SANTA CLARA, Calif. -- Even Michael Phelps can be wimpy about the weather.
The superstar from the Beijing Olympics clobbered the competition in the 200-meter butterfly at the Santa Clara International Grand Prix on Friday night.
Phelps touched first in 1 minute, 54.31 seconds, beating the field by 5.67 seconds.
He rarely swims outdoors, so the cool, windy evening wasn't exactly to his liking. Then he had to wait to retrieve his clothes after the event, when the basket containing them ended up at the other end of the pool.
"I'm freezing," he said. "It's a lot warmer in the water."
Phelps' time lowered the meet record of 1:55.93 set by Davis Tarwater last year, and earned him a $100 reward.
"I felt awesome the first 50," he said. "I felt the wind the third 50. I was really happy with the time. It's my second-fastest in-season time ever. I'm in some kind of shape."
Phelps owns the world record of 1:52.03 set in Beijing, where he won a record eight gold medals.
David Mosko was second in 1:59.98, making him and Phelps the only men in the nine-swimmer final to go under 2 minutes.
As usual, Phelps was the center of attention in his second competition since returning from a three-month suspension handed down by USA Swimming. He was punished after a photograph of him using a marijuana pipe surfaced.
He got a big cheer during introductions, then another as he cruised to the wall. Children crowded around him as he waited for his clothes to reappear, and bystanders listened in while he talked with reporters.
"We had a huge crowd tonight. It's great for the sport," Phelps said. "The coolest thing for me is to be able to see the sport changing. Kids coming up now will have it better than we did. People are more interested in the sport now than they ever have been."
Phelps' training partner, Katie Hoff, earned the ninth and last spot in the 400 freestyle, but dropped out of the final because of what coach Bob Bowman described as a bad cough. She won't swim the rest of the meet.
Friday's events were dominated by Olympians from the U.S. and Australia.
Ryan Lochte earned a close victory in the 400 individual medley, an event requiring all four strokes that Phelps has discarded in favor of shorter distances.
Lochte, the bronze medalist in the Beijing, won in 4:18.62, just ahead of Robert Margalis, who was second in 4:18.84.
"The 400 IM is one of the hardest races to swim," said Lochte, who joked that he doesn't really know the breaststroke very well. "It's good for my training."
Like Phelps, Lochte took a major break after the Olympics, abandoning the pool for six months in favor of skateboarding and surfing.
"I was burned out," he said. "It's hard to get back into things. The first time I jumped in, I felt like I was an age-group swimmer again."
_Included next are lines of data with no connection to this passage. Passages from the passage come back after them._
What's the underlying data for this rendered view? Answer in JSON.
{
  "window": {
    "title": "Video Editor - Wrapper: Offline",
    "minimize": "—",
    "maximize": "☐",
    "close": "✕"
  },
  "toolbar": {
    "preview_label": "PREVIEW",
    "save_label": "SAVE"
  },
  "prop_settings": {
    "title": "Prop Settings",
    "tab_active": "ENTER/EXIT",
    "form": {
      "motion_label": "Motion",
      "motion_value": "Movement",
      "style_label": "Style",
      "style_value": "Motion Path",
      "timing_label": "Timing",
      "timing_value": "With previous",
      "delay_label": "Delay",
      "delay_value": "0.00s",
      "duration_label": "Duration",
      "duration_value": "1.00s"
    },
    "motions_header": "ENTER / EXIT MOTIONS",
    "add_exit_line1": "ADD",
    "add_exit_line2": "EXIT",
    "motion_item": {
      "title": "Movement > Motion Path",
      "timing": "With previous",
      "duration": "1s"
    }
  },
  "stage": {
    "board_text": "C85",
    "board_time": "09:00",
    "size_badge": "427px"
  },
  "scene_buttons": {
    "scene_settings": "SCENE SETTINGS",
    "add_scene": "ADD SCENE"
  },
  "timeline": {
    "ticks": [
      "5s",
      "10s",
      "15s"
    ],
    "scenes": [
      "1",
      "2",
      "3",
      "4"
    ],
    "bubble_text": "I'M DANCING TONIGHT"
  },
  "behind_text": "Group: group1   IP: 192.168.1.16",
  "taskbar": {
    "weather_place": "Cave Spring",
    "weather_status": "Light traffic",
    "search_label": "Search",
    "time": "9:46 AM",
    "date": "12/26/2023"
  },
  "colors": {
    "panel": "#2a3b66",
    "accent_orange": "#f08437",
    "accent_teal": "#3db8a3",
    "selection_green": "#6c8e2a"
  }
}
Leisel Jones of Australia, the silver medalist in Beijing, won the 200 breaststroke in 2:23.92, lowering her own meet record from two years ago and earning $100.
Sporting jet black hair instead of her usual blond, Jones is competing selectively this year and choosing to skip next month's world championships in Rome.
"Everyone else is comparing times. I just get in there and race," she said.
When she's not training, Jones is studying at beauty school, learning massage, manicures, waxing and hair styling, and has plans to open her own spa by year's end.
"It's a nice way to break up swimming," she said. "I've had nine years of representing Australia. It does get really consuming. I didn't want to go in there (Rome) halfheartedly when someone else could have that spot."
Aussie Brenton Rickard, who was fifth in Beijing, won the 100 breaststroke in 1:01.44. His countrywoman, Meagen Nay, won the 400 freestyle in 4:08.74, ahead of Olympian Kirsty Coventry of Zimbabwe. Rising American teenager Dagny Knutson was fourth.
Ricky Berens won the 200 free in 1:47.18. He earned a gold medal when Phelps & Co. won the 800 free relay in Beijing, where Berens swam in the preliminaries.
Dana Vollmer, a 2004 Olympian, was a double winner. She took the 100 free in 54.23, and the 100 fly in 58.40, beating Stephanie Rice of Australia, a triple gold medalist in Beijing.